The next picture that Steph grasped in the box was an old one, it was worn and in black and white and showed children wearing old fashioned clothes playing in a field. This reminded Steph of the stories her Gran would tell on the long afternoons after her Papa died and her Mum began working late. She would tell Steph the stories of her childhood, what it was like growing up in the steelworks, witnessing the end of the war and the mischief she would cause at school. The tears of laughter would gather in the lines of her face, her joy was infectious and glowing. She had never seen her Gran so happy.
After this came the darker days and there were no pictures to describe those.
The day her Gran had been told of her brother’s death Steph saw for the first time true sadness and grief exude from her usually cold Grandmother.
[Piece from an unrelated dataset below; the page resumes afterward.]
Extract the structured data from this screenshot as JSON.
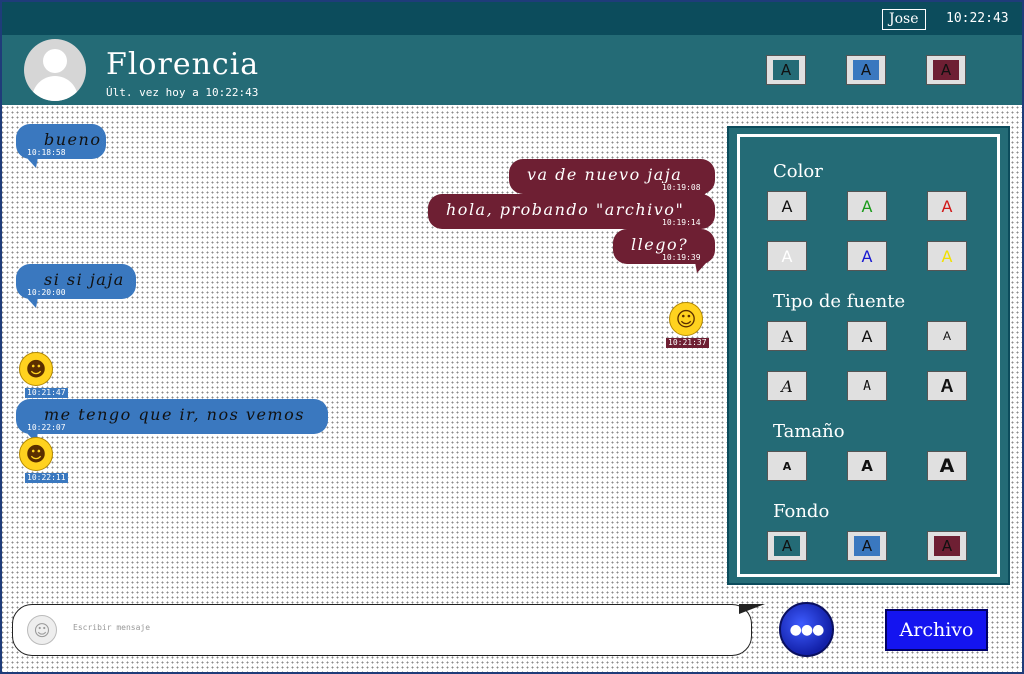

The tears did not gather on her face, they poured down it like a flood destroying everything in it’s path. They were tainted with the anguish and regret of a broken and distant relationship. Steph had never seen her Grandmother so exposed, so raw and she never would again.
Even on the day she discovered her cancer she did not flinch, she merely wheeled into the living room and sternly announced it to a shocked daughter and granddaughter. She wore that solemn, stern attitude throughout her treatment and recovery. Steph had never known such a figure of strength. It was a quality she admired and hoped she would gain someday.
As she pulled a portrait of her Gran as a young woman from the box Steph thought of the last memory she held. The days when things began to unravel.
Her mother had left in a rush at four o’clock one morning and Steph did not find out until the next day that her Gran had suffered a bad fall and that she was not recovering as quickly as usual. When she visited with her mother a day later she could immediately see the change in the old woman. Her face was blank, eyes wide and mouth gaping. Her hands shook when she attempted to drink her tea and she was timid, afraid of her own house and unsure of herself. This was the point when Steph realised that her Gran was slipping away. A month later she was moved into permanent care.


They had been emptying the house for two weeks, slowly stripping it of it’s heart and soul, reducing it to a shell. An echo of their past. Her mother was exhausted, the years of stress had taken their toll, but seeing the house empty a look of calm washed over her. She didn’t have to worry anymore. As Steph closed the door on the house that had seen so much she could not help but feel something was left behind; The strength and dignity of her Grandmother, the memories of a happy family and the frozen imprint of a fractured relationship.